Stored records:
╭──

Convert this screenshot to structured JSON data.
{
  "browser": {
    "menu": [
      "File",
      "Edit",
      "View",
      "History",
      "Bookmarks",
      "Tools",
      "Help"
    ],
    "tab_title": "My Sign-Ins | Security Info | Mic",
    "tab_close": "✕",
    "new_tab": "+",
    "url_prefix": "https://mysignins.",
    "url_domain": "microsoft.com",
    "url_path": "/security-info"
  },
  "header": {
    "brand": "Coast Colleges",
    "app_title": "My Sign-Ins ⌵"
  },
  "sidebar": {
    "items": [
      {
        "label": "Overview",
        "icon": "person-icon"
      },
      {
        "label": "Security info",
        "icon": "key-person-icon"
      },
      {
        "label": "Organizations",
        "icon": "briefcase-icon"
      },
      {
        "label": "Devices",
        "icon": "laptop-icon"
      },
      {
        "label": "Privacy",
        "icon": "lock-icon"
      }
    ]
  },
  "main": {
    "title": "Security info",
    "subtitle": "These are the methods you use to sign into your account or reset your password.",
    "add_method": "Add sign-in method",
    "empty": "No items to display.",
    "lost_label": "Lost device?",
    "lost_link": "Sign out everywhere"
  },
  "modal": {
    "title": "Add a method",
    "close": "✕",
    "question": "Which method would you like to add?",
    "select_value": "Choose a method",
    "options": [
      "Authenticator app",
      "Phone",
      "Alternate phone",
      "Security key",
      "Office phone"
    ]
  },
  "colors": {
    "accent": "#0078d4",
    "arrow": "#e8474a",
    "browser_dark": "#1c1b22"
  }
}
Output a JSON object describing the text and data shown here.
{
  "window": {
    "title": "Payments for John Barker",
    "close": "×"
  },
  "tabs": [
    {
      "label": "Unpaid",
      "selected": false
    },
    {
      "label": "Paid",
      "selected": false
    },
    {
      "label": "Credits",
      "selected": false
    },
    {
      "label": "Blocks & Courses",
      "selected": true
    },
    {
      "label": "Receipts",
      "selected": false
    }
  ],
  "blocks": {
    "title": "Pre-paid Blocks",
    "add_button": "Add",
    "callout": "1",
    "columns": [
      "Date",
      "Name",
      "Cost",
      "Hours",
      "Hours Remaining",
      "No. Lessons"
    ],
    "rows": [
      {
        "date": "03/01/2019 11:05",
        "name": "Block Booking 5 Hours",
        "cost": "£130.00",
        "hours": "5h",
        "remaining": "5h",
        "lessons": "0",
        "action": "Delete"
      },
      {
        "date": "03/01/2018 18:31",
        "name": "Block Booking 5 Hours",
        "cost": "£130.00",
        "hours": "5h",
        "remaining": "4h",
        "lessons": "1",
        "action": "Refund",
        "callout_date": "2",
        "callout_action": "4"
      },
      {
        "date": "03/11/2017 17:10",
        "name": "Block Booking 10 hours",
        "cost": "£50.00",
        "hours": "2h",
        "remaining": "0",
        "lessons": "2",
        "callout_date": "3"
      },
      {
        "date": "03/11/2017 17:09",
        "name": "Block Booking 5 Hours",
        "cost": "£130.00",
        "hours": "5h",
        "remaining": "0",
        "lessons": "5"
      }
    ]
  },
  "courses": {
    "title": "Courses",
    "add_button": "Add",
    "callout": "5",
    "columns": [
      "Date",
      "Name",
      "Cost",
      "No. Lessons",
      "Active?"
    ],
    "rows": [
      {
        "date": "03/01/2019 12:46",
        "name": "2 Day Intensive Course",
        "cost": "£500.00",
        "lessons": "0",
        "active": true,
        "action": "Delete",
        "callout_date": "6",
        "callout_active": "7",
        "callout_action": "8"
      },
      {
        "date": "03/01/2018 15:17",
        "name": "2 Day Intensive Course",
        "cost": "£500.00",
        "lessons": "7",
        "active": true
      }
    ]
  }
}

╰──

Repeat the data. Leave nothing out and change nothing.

Convert this screenshot to structured JSON data.
{
  "browser": {
    "menu": [
      "File",
      "Edit",
      "View",
      "History",
      "Bookmarks",
      "Tools",
      "Help"
    ],
    "tab_title": "My Sign-Ins | Security Info | Mic",
    "tab_close": "✕",
    "new_tab": "+",
    "url_prefix": "https://mysignins.",
    "url_domain": "microsoft.com",
    "url_path": "/security-info"
  },
  "header": {
    "brand": "Coast Colleges",
    "app_title": "My Sign-Ins ⌵"
  },
  "sidebar": {
    "items": [
      {
        "label": "Overview",
        "icon": "person-icon"
      },
      {
        "label": "Security info",
        "icon": "key-person-icon"
      },
      {
        "label": "Organizations",
        "icon": "briefcase-icon"
      },
      {
        "label": "Devices",
        "icon": "laptop-icon"
      },
      {
        "label": "Privacy",
        "icon": "lock-icon"
      }
    ]
  },
  "main": {
    "title": "Security info",
    "subtitle": "These are the methods you use to sign into your account or reset your password.",
    "add_method": "Add sign-in method",
    "empty": "No items to display.",
    "lost_label": "Lost device?",
    "lost_link": "Sign out everywhere"
  },
  "modal": {
    "title": "Add a method",
    "close": "✕",
    "question": "Which method would you like to add?",
    "select_value": "Choose a method",
    "options": [
      "Authenticator app",
      "Phone",
      "Alternate phone",
      "Security key",
      "Office phone"
    ]
  },
  "colors": {
    "accent": "#0078d4",
    "arrow": "#e8474a",
    "browser_dark": "#1c1b22"
  }
}
Output a JSON object describing the text and data shown here.
{
  "window": {
    "title": "Payments for John Barker",
    "close": "×"
  },
  "tabs": [
    {
      "label": "Unpaid",
      "selected": false
    },
    {
      "label": "Paid",
      "selected": false
    },
    {
      "label": "Credits",
      "selected": false
    },
    {
      "label": "Blocks & Courses",
      "selected": true
    },
    {
      "label": "Receipts",
      "selected": false
    }
  ],
  "blocks": {
    "title": "Pre-paid Blocks",
    "add_button": "Add",
    "callout": "1",
    "columns": [
      "Date",
      "Name",
      "Cost",
      "Hours",
      "Hours Remaining",
      "No. Lessons"
    ],
    "rows": [
      {
        "date": "03/01/2019 11:05",
        "name": "Block Booking 5 Hours",
        "cost": "£130.00",
        "hours": "5h",
        "remaining": "5h",
        "lessons": "0",
        "action": "Delete"
      },
      {
        "date": "03/01/2018 18:31",
        "name": "Block Booking 5 Hours",
        "cost": "£130.00",
        "hours": "5h",
        "remaining": "4h",
        "lessons": "1",
        "action": "Refund",
        "callout_date": "2",
        "callout_action": "4"
      },
      {
        "date": "03/11/2017 17:10",
        "name": "Block Booking 10 hours",
        "cost": "£50.00",
        "hours": "2h",
        "remaining": "0",
        "lessons": "2",
        "callout_date": "3"
      },
      {
        "date": "03/11/2017 17:09",
        "name": "Block Booking 5 Hours",
        "cost": "£130.00",
        "hours": "5h",
        "remaining": "0",
        "lessons": "5"
      }
    ]
  },
  "courses": {
    "title": "Courses",
    "add_button": "Add",
    "callout": "5",
    "columns": [
      "Date",
      "Name",
      "Cost",
      "No. Lessons",
      "Active?"
    ],
    "rows": [
      {
        "date": "03/01/2019 12:46",
        "name": "2 Day Intensive Course",
        "cost": "£500.00",
        "lessons": "0",
        "active": true,
        "action": "Delete",
        "callout_date": "6",
        "callout_active": "7",
        "callout_action": "8"
      },
      {
        "date": "03/01/2018 15:17",
        "name": "2 Day Intensive Course",
        "cost": "£500.00",
        "lessons": "7",
        "active": true
      }
    ]
  }
}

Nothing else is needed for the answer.